* **TASK DETAILS**
Where a line in the records below includes "this", pull that line out.

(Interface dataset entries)
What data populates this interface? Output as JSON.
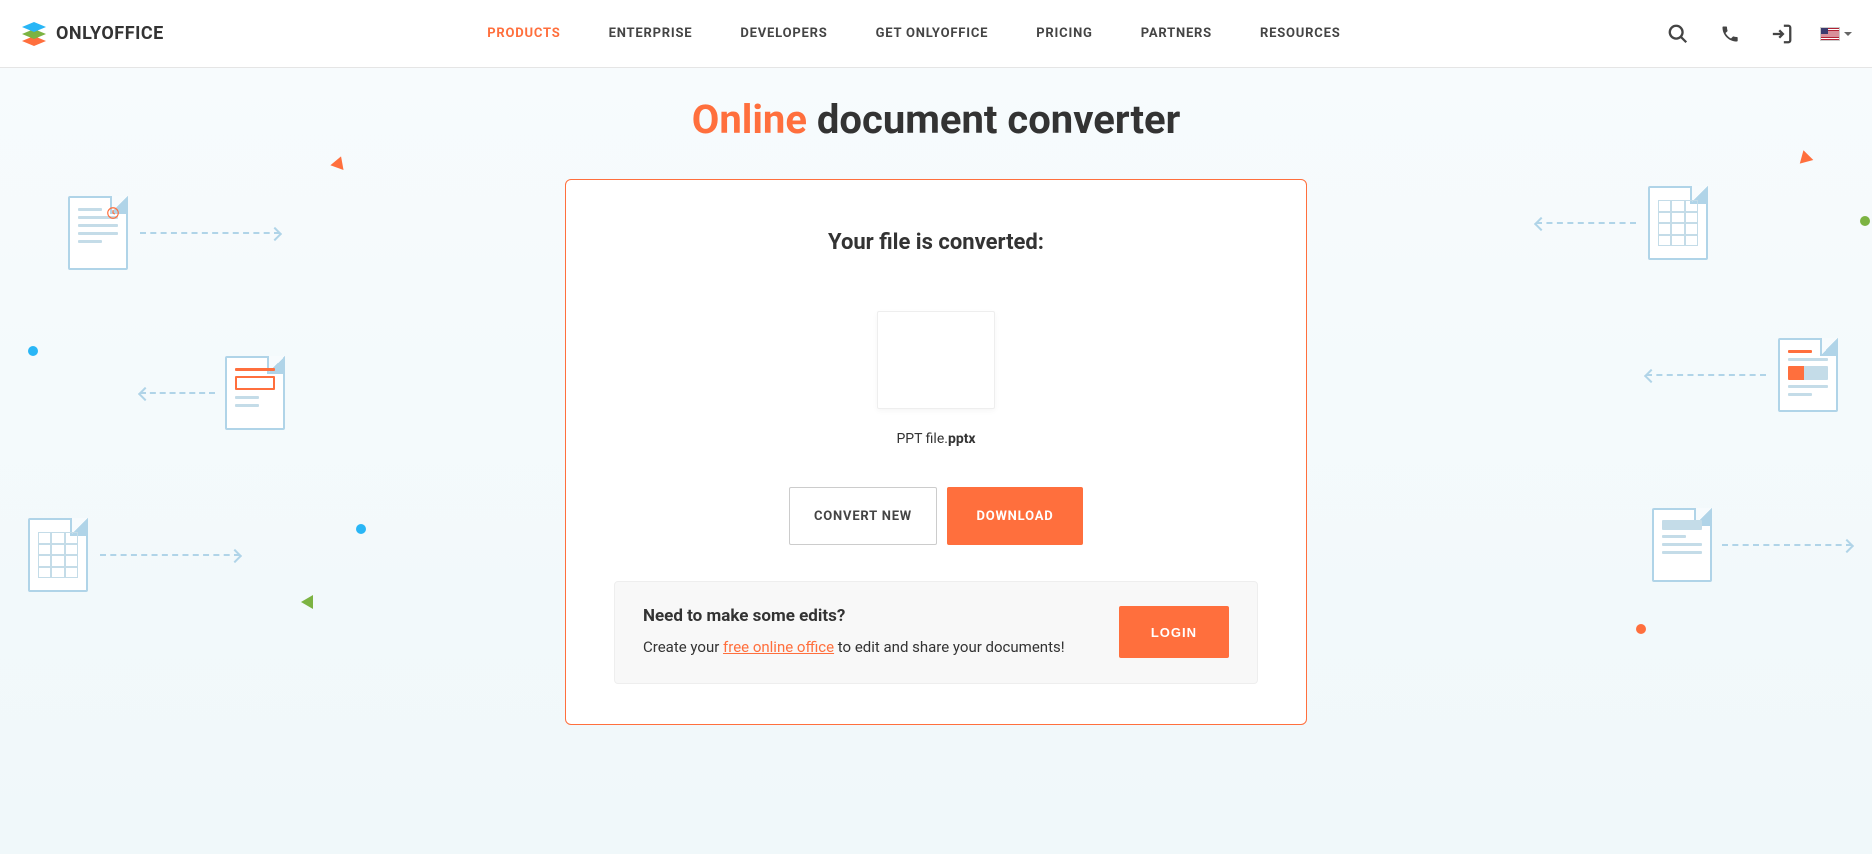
{
  "brand": "ONLYOFFICE",
  "nav": {
    "items": [
      {
        "label": "PRODUCTS",
        "active": true
      },
      {
        "label": "ENTERPRISE",
        "active": false
      },
      {
        "label": "DEVELOPERS",
        "active": false
      },
      {
        "label": "GET ONLYOFFICE",
        "active": false
      },
      {
        "label": "PRICING",
        "active": false
      },
      {
        "label": "PARTNERS",
        "active": false
      },
      {
        "label": "RESOURCES",
        "active": false
      }
    ]
  },
  "title": {
    "accent": "Online",
    "rest": " document converter"
  },
  "card": {
    "heading": "Your file is converted:",
    "file_basename": "PPT file.",
    "file_ext": "pptx",
    "convert_label": "CONVERT NEW",
    "download_label": "DOWNLOAD"
  },
  "cta": {
    "heading": "Need to make some edits?",
    "text_before": "Create your ",
    "link_text": "free online office",
    "text_after": " to edit and share your documents!",
    "login_label": "LOGIN"
  },
  "colors": {
    "accent": "#ff6f3d",
    "bg": "#f7fbfd"
  }
}
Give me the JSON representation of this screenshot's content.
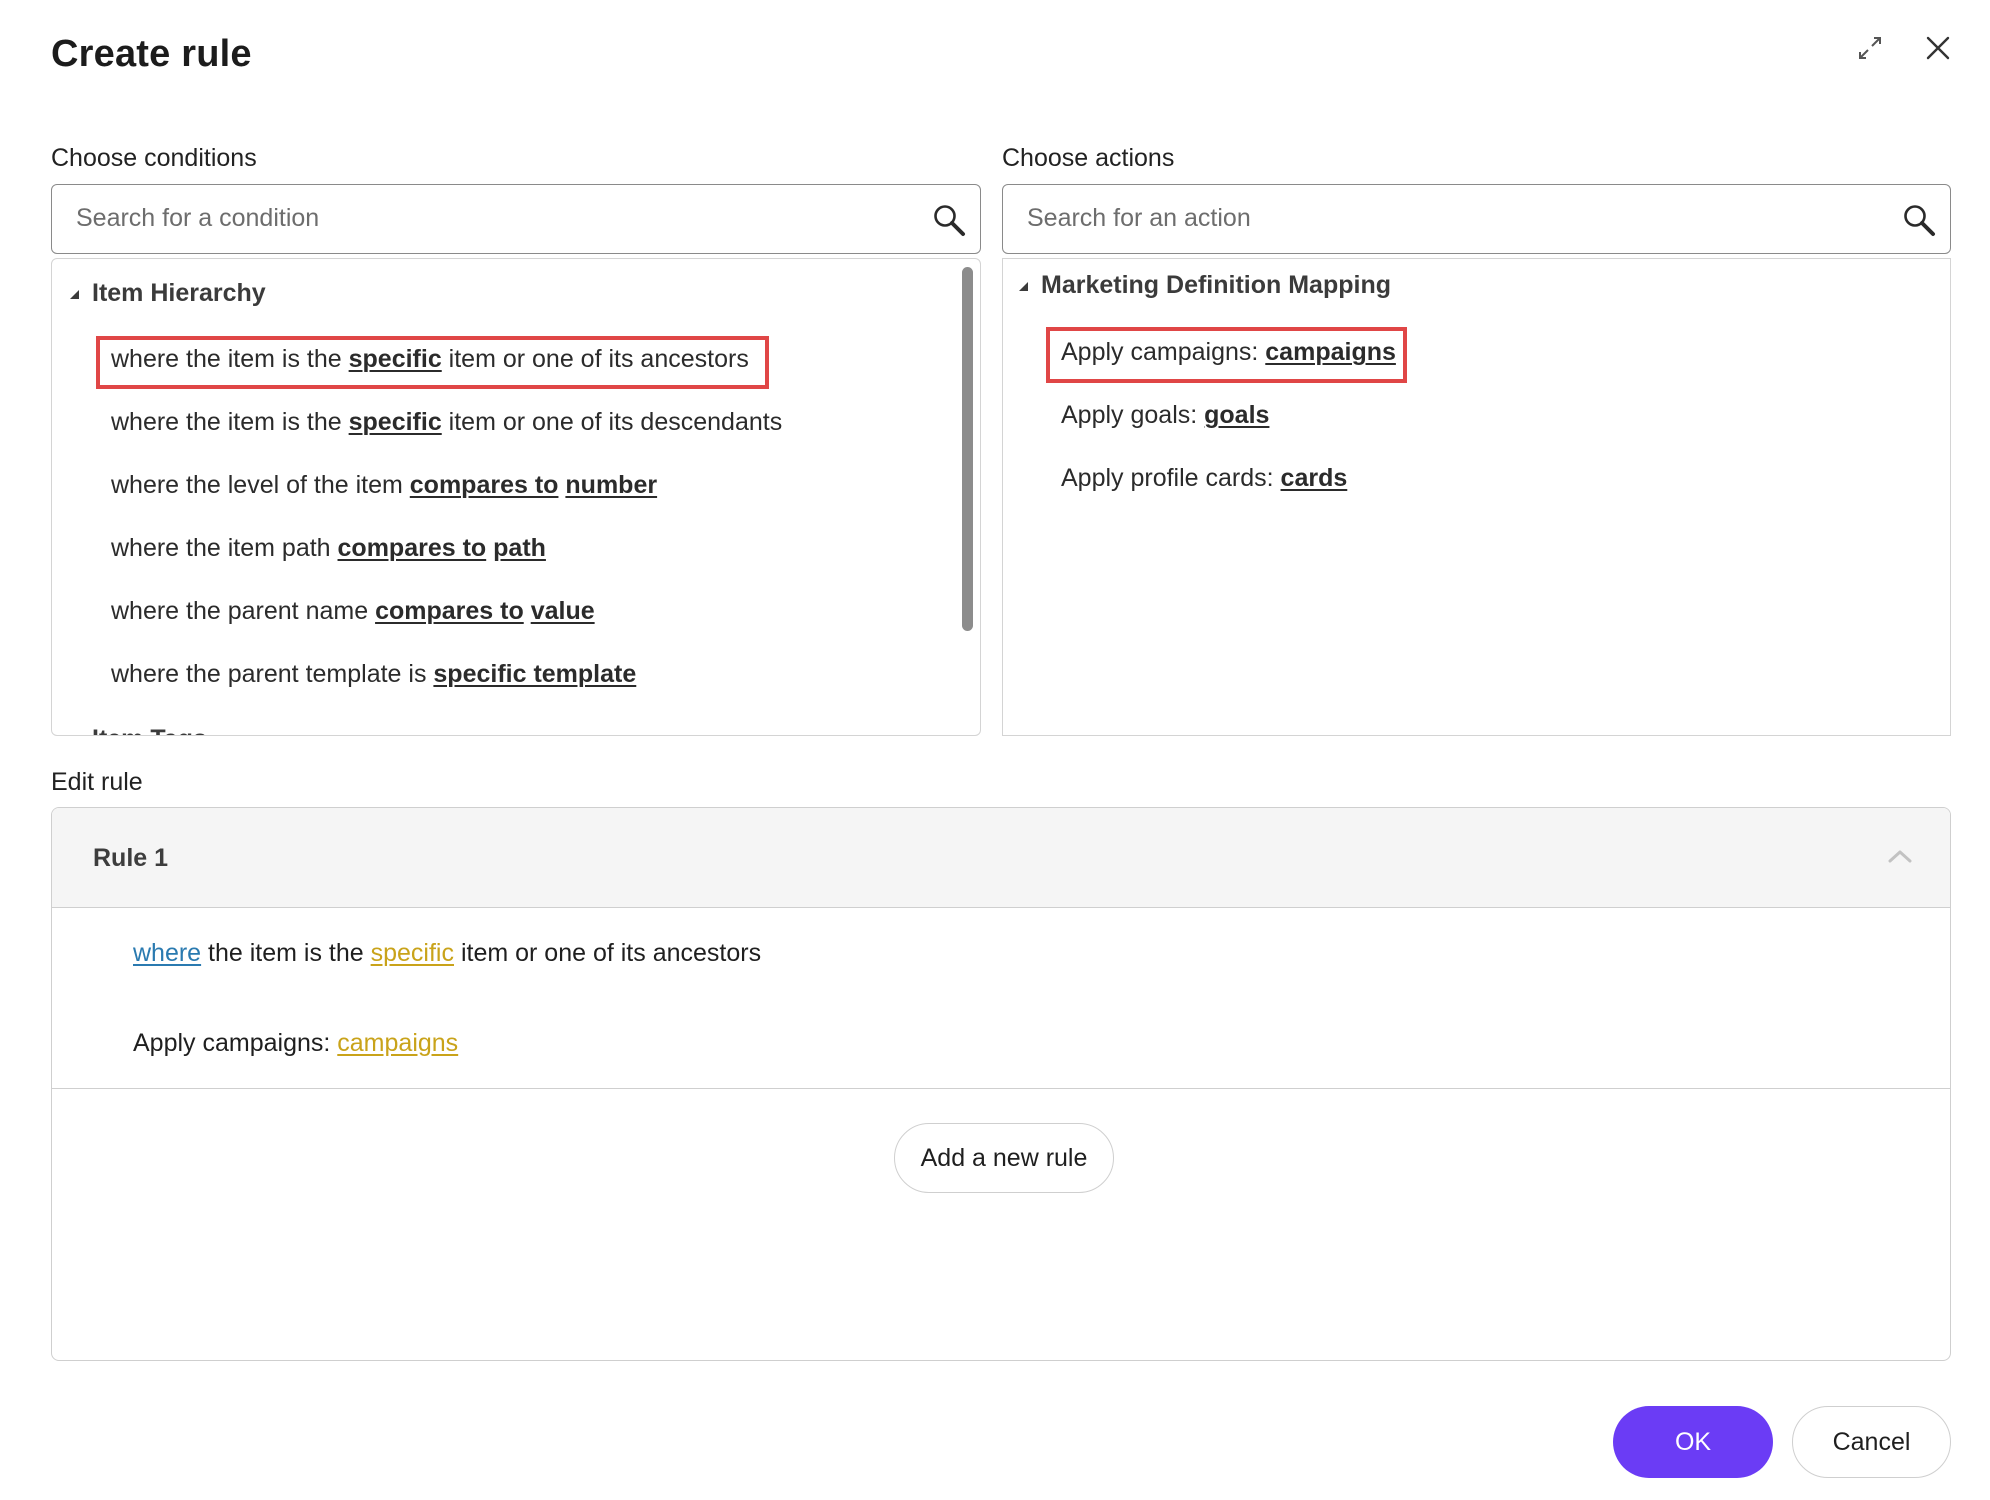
{
  "dialog": {
    "title": "Create rule"
  },
  "conditions": {
    "label": "Choose conditions",
    "search_placeholder": "Search for a condition",
    "groups": [
      {
        "name": "Item Hierarchy",
        "items": [
          {
            "pre": "where the item is the ",
            "kw1": "specific",
            "mid": " item or one of its ancestors",
            "kw2": ""
          },
          {
            "pre": "where the item is the ",
            "kw1": "specific",
            "mid": " item or one of its descendants",
            "kw2": ""
          },
          {
            "pre": "where the level of the item ",
            "kw1": "compares to",
            "mid": " ",
            "kw2": "number"
          },
          {
            "pre": "where the item path ",
            "kw1": "compares to",
            "mid": " ",
            "kw2": "path"
          },
          {
            "pre": "where the parent name ",
            "kw1": "compares to",
            "mid": " ",
            "kw2": "value"
          },
          {
            "pre": "where the parent template is ",
            "kw1": "specific template",
            "mid": "",
            "kw2": ""
          }
        ]
      },
      {
        "name": "Item Tags"
      }
    ]
  },
  "actions": {
    "label": "Choose actions",
    "search_placeholder": "Search for an action",
    "groups": [
      {
        "name": "Marketing Definition Mapping",
        "items": [
          {
            "pre": "Apply campaigns: ",
            "kw": "campaigns"
          },
          {
            "pre": "Apply goals: ",
            "kw": "goals"
          },
          {
            "pre": "Apply profile cards: ",
            "kw": "cards"
          }
        ]
      }
    ]
  },
  "edit_rule": {
    "label": "Edit rule",
    "rule_title": "Rule 1",
    "condition": {
      "link1": "where",
      "text1": " the item is the ",
      "link2": "specific",
      "text2": " item or one of its ancestors"
    },
    "action": {
      "text": "Apply campaigns: ",
      "link": "campaigns"
    },
    "add_rule_label": "Add a new rule"
  },
  "footer": {
    "ok_label": "OK",
    "cancel_label": "Cancel"
  },
  "colors": {
    "primary": "#6b3cf5",
    "highlight_border": "#e04646",
    "link_blue": "#2a7ab0",
    "link_gold": "#c9a31a"
  },
  "icons": [
    "expand-icon",
    "close-icon",
    "search-icon",
    "chevron-up-icon",
    "collapse-triangle-icon"
  ]
}
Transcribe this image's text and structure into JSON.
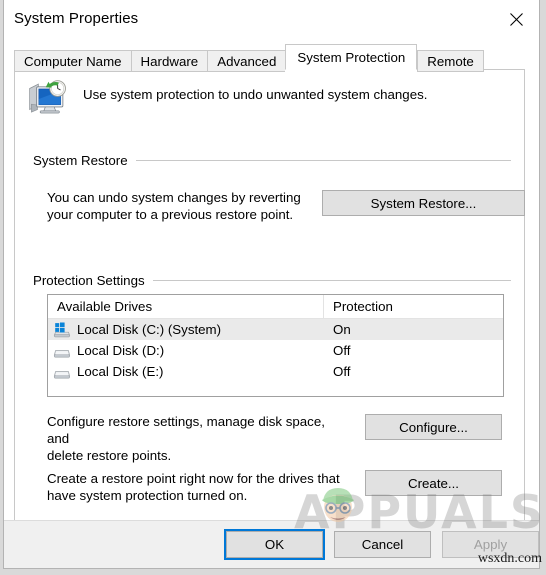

* **EXPECTED ANSWER**
What data populates this interface? Output as JSON.
Give me the JSON representation of this screenshot's content.
Transcribe this image's text and structure into JSON.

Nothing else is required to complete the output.